Anna's daughter sits on the couch with a notebook during their 48 hour in quarantine project.
Anna’s daughter Francesca during their 48 Hour Stuck @ Home Project. Photo courtesy of Anna Tozzi Barbay.

Rainey’s vision for the 48 Hour Film Project “is like being a master gardener germinating global growth of film project flowers. It is the largest Short film library in the world. There are more than 8,000 films created over the last twenty years. It is now really the art of not messing it up.” Vision can really be articulated as collaboration and celebration. “There is competition but Hampton Roads is known for their encouragement and support between film makers. It is a group triathlon for creatives. Each team is really just competing with themselves and not with the other filmmakers. As a result, film makers obtain a mad respect for each other. They routinely work with each other outside of the 48 hour film project. They get to know each other’s products such as Drones, film shots, sound etc. 48 Hour Film Project strengthens local filmmakers’ skills, especially when large studios come into the area looking for skilled film technicians.”

The Greatest Challenge for Rainey is getting the rhythm and flow as a producer standpoint. It is so complicated that it requires good organization. “It is logistics, scheduling and coordination; such as scheduling the theatre and making sure that team leaders have all the documentation they need. Also, making sure that the screeners have the correct slate for each film. The film community is very encouraging and forgiving when mistakes occur. However, it takes courage to play the 48 Hour Film Project.” 

Anna Tozzi Barbay with 3 make up cuts on her face in front of a lit up green curtain.
Anna during their 48 Hour Stuck @ Home Project. Photo courtesy of Anna Tozzi Barbay.

Rainey would “Love to see a rain forest of local film makers. I want to cultivate our local crop from seedlings, they come back next year and it’s a bigger plant. As humans, we are in a constant state of becoming all of our lives. The 48 Hour Film project is a microcosm of that idea. It is a setting that helps you to succeed and grow.” 

Some noteworthy participants include Local Actors such Joel King, who played George Washington in Legend and Lies and Candy Dennis who was in Sixth Sense. Other noteworthy actors include Martin Freeman and J K Simmons.

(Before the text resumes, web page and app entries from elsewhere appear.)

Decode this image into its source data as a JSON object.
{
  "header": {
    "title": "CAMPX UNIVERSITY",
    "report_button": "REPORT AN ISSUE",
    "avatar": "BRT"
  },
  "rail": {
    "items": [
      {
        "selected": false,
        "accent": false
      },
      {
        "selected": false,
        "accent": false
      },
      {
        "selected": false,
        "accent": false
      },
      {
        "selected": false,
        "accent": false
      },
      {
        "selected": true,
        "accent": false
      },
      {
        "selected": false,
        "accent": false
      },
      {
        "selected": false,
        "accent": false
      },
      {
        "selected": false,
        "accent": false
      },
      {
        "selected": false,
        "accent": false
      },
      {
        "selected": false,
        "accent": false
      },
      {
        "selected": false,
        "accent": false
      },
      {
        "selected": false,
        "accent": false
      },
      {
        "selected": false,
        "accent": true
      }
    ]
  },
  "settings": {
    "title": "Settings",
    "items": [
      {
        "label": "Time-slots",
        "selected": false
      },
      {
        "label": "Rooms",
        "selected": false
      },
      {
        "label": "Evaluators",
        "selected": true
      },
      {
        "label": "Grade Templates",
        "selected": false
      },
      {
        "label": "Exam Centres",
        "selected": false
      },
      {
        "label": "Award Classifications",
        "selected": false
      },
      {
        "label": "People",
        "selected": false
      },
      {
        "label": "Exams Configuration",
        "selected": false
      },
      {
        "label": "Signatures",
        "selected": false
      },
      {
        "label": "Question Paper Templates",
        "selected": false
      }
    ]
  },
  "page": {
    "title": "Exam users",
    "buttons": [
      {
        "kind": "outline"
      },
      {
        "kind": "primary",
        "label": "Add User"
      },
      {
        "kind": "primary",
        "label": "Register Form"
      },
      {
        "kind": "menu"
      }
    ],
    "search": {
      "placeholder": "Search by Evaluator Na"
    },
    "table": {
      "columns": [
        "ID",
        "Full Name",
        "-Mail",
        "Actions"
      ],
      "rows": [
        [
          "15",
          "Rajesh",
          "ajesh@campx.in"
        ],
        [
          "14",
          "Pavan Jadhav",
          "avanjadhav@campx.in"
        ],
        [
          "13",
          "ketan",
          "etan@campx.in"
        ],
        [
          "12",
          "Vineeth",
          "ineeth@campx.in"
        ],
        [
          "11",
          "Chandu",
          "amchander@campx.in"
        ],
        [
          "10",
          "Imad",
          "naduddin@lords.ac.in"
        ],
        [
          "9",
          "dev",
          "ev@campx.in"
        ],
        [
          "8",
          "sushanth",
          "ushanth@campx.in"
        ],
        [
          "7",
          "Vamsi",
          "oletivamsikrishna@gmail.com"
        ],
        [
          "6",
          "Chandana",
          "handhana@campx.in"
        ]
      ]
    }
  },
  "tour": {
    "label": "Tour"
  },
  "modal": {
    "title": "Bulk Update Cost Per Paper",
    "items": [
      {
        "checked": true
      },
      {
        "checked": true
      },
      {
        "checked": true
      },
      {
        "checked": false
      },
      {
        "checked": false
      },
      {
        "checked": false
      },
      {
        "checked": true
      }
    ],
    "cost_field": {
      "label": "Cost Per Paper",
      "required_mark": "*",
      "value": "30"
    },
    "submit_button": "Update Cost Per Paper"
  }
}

If you would like to view more information on the 48 Hour Film project go to their website.